Life and work

Born in Sneek, de Sitter studied mathematics at the University of Groningen and then joined the Groningen astronomical laboratory. He worked at the Cape Observatory in South Africa (1897–1899). Then, in 1908, de Sitter was appointed to the chair of astronomy at Leiden University. He was director of the Leiden Observatory from 1919 until his death.

De Sitter made major contributions to the field of physical cosmology. He co-authored a paper with Albert Einstein in 1932 in which they discussed the implications of cosmological data for the curvature of the universe. He also came up with the concept of the de Sitter space and de Sitter universe, a solution for Einstein's general relativity in which there is no matter and a positive cosmological constant. This results in an exponentially expanding, empty universe. De Sitter was also well-known for his research on the motions of the moons of Jupiter, invited to give the George Darwin Lecture at the Royal Astronomical Society in 1931 [2].

Willem de Sitter died after a brief illness in November 1934.[3][4][5]


In 1912, he became a member of the Royal Netherlands Academy of Arts and Sciences.[6]


Named after him


One of his sons, Ulbo de Sitter (1902 – 1980), was a Dutch geologist, and one of Ulbo's sons was a Dutch sociologist Ulbo de Sitter (1930 – 2010).

Another son of Willem, Aernout de Sitter (1905 – 15 September 1944[7]), was the director of the Bosscha Observatory in Lembang, Indonesia (then the Dutch East Indies), where he studied the Messier 4 globular cluster.

Selected publications

Einstein, Ehrenfest, Willem de Sitter, Eddington, and Lorentz in Leiden (1923)

See also

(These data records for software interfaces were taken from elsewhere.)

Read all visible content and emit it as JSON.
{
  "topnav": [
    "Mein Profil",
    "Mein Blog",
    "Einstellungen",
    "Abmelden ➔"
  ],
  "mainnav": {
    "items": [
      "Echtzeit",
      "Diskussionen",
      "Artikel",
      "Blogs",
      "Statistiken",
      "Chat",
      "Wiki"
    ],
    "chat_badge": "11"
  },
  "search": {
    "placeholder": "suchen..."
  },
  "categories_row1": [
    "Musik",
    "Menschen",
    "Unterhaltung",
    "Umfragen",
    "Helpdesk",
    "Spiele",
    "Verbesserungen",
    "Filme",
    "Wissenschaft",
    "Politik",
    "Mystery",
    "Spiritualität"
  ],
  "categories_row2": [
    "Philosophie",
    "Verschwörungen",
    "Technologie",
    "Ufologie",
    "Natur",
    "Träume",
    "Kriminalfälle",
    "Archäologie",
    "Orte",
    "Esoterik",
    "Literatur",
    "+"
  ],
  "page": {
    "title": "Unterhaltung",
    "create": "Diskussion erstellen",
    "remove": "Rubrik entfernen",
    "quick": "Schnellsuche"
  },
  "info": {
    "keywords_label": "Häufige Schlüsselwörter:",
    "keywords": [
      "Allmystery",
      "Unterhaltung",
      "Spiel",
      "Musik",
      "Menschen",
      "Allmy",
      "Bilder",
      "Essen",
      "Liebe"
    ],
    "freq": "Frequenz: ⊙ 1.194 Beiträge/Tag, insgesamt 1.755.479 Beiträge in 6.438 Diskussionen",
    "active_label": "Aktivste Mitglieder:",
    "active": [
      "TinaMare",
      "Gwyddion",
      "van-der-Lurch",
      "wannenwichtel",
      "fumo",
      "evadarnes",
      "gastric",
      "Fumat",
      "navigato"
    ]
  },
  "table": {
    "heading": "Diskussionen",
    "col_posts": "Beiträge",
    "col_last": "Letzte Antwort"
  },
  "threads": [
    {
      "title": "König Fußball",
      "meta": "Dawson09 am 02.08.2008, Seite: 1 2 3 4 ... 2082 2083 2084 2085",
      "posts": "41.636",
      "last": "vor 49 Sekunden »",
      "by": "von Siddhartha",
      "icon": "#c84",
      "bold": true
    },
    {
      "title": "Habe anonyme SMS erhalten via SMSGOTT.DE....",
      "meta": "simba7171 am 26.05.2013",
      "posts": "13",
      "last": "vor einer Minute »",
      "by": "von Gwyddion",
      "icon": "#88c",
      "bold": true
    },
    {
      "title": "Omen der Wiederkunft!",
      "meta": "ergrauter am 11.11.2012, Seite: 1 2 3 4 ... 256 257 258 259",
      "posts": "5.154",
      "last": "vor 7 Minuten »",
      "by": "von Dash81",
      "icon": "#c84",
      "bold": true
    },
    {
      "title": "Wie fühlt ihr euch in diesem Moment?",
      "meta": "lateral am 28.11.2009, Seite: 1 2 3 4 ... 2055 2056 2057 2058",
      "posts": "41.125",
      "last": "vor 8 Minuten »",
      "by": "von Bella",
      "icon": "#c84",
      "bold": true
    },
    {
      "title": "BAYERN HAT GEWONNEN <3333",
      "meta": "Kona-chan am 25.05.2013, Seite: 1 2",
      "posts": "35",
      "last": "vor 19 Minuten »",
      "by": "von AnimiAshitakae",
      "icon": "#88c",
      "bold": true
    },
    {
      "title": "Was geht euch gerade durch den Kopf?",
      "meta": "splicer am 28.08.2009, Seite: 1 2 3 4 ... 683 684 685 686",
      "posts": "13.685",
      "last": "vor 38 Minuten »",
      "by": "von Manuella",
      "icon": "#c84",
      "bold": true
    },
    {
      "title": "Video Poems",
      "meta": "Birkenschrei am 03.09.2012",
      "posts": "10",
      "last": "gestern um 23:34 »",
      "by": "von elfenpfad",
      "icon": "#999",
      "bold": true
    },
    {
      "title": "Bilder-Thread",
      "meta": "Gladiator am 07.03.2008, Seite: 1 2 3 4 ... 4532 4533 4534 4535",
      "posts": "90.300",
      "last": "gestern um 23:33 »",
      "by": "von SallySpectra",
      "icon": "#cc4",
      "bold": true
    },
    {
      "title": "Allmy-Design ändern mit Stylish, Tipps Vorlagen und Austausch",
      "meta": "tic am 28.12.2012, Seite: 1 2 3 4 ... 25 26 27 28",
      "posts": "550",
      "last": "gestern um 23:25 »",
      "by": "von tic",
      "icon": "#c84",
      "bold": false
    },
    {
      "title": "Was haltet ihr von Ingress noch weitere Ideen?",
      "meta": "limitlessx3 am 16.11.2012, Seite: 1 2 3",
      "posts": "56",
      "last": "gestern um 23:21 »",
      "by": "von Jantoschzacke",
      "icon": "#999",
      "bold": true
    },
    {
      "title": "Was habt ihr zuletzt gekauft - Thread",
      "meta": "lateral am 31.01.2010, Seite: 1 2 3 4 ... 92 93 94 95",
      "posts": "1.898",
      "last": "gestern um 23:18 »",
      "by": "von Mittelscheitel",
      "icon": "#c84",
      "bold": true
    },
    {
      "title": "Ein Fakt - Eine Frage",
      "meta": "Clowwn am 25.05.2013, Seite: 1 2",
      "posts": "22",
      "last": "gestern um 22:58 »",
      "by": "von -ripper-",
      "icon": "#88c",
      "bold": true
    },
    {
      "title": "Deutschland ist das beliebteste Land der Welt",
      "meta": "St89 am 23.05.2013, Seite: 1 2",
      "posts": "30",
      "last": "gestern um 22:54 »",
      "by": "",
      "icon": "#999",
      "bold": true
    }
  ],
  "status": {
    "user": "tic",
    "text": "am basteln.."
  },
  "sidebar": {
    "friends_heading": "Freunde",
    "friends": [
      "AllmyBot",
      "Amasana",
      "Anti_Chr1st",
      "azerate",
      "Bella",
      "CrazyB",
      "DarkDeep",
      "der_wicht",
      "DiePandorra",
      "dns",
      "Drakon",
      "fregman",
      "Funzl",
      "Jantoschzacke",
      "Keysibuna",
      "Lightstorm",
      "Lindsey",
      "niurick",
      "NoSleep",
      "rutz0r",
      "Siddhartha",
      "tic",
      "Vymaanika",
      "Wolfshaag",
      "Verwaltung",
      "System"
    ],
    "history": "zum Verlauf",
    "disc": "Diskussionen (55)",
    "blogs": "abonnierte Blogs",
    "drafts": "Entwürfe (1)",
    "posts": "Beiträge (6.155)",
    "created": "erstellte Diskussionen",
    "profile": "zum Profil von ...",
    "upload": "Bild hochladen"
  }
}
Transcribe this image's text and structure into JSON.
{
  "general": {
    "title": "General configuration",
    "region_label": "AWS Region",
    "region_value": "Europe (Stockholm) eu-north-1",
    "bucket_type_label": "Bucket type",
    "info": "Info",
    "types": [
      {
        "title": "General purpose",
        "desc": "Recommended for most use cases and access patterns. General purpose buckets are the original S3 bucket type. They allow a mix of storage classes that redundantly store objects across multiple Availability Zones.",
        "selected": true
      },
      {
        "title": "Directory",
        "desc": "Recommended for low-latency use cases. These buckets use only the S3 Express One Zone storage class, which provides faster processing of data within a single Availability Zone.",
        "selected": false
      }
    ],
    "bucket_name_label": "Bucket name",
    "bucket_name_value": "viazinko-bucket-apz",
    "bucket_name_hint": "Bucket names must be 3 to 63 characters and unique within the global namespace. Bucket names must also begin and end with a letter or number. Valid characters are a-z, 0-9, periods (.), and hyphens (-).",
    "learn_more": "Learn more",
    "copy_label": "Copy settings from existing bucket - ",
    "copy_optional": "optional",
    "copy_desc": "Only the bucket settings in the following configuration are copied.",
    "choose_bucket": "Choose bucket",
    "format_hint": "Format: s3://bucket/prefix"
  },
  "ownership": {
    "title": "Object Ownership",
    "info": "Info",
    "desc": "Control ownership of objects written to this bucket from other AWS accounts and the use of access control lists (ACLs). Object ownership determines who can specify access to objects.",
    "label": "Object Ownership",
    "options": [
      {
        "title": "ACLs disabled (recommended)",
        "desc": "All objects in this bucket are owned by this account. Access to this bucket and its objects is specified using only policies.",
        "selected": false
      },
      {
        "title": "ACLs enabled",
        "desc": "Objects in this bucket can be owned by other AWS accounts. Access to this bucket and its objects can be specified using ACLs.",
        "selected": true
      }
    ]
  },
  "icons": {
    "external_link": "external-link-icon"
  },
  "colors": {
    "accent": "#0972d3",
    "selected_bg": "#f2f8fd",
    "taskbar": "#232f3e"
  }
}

  1. ^ Willem de Sitter at the Mathematics Genealogy Project
  2. ^ de Sitter, Willem (1931). "Jupiter's Galilean satellites (George Darwin Lecture)". Monthly Notices of the Royal Astronomical Society. 91: 706–738.
  3. ^ Obituary Notes of Astronomers at
  4. ^ 1947BAN....10..287D Page 287 at
  5. ^ Adriaan, Blaauw (2004). "My Cruise Through the World of Astronomy". Annual Review of Astronomy and Astrophysics. 42 (1): 1–37. Bibcode:2004ARA&A..42....1B. doi:10.1146/annurev.astro.42.053102.134020.
  6. ^ "Willem de Sitter (1872 - 1934)". Royal Netherlands Academy of Arts and Sciences. Retrieved 19 July 2015.
  7. ^ Obituary Notes of Astronomers at